- [TASK ITEM] Copy each line of the material below that includes the string "None".

-------- PROVIDED RECORDS --------

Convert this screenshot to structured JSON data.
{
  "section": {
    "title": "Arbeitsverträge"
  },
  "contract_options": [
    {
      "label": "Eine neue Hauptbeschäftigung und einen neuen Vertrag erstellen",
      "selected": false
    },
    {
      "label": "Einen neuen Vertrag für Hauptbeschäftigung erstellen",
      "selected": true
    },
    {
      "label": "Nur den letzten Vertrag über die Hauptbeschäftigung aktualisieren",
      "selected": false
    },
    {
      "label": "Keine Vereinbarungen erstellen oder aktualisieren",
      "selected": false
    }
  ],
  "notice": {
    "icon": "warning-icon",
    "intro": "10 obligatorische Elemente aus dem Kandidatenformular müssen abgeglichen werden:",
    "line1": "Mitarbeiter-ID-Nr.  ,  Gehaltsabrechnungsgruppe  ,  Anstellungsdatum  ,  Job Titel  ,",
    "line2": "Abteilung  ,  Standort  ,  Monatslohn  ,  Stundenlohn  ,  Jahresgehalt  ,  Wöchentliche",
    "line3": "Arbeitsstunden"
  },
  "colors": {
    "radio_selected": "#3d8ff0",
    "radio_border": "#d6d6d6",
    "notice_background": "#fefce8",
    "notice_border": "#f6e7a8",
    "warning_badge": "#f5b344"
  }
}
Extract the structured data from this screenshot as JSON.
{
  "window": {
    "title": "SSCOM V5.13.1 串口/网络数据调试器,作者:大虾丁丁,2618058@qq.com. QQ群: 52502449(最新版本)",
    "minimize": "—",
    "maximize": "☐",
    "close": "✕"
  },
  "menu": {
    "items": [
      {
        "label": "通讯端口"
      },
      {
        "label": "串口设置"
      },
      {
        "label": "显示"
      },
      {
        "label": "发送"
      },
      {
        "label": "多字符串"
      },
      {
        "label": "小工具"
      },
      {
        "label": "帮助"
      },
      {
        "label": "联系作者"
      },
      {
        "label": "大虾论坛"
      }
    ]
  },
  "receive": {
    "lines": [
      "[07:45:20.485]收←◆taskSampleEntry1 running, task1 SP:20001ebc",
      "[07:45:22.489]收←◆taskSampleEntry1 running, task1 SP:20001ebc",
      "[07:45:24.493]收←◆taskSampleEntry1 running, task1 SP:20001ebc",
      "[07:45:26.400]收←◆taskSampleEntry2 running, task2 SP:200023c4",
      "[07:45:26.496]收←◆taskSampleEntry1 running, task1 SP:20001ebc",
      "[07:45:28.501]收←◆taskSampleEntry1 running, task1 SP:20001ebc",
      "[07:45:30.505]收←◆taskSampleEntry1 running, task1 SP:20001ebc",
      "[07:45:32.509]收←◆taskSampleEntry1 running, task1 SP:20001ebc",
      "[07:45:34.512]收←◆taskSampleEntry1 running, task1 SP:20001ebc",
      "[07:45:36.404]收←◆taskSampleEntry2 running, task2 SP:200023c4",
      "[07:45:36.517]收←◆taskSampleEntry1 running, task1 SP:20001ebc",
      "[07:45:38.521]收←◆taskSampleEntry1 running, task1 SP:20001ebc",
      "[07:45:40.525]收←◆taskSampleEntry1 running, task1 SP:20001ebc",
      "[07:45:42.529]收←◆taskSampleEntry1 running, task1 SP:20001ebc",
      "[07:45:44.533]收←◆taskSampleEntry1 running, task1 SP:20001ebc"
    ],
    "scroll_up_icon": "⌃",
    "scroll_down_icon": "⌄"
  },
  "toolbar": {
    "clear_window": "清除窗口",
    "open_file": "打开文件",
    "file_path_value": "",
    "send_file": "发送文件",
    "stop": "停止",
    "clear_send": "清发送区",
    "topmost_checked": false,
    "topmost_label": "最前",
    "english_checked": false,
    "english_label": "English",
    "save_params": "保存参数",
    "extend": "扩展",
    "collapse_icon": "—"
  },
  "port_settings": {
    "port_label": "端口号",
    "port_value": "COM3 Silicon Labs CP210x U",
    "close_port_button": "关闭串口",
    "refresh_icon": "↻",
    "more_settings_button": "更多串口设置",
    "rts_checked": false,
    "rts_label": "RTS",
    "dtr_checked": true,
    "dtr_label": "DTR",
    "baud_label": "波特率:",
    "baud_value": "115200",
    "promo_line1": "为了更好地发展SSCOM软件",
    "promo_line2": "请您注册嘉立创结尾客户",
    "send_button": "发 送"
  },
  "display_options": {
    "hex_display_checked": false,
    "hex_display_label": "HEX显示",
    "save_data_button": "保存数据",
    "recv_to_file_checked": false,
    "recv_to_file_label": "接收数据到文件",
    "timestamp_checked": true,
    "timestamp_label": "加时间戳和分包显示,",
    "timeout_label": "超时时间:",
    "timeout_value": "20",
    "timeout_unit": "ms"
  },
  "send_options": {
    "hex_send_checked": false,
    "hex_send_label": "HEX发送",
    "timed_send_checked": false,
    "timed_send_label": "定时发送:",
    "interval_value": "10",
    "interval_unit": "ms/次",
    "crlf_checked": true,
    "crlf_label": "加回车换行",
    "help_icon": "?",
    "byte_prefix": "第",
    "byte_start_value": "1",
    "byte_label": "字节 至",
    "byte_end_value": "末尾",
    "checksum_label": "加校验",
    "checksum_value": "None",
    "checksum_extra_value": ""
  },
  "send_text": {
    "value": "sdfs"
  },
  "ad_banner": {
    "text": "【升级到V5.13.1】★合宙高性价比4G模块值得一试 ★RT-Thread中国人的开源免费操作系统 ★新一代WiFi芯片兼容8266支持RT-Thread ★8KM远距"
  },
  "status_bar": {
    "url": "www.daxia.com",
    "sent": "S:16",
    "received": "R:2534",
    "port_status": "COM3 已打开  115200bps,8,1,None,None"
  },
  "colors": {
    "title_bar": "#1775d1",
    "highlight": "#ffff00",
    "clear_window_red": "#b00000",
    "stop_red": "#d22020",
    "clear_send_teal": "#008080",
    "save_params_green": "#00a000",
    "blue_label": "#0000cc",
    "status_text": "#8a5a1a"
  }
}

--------

- [RESULT FOR THIS TASK]
    "checksum_value": "None",
    "port_status": "COM3 已打开  115200bps,8,1,None,None"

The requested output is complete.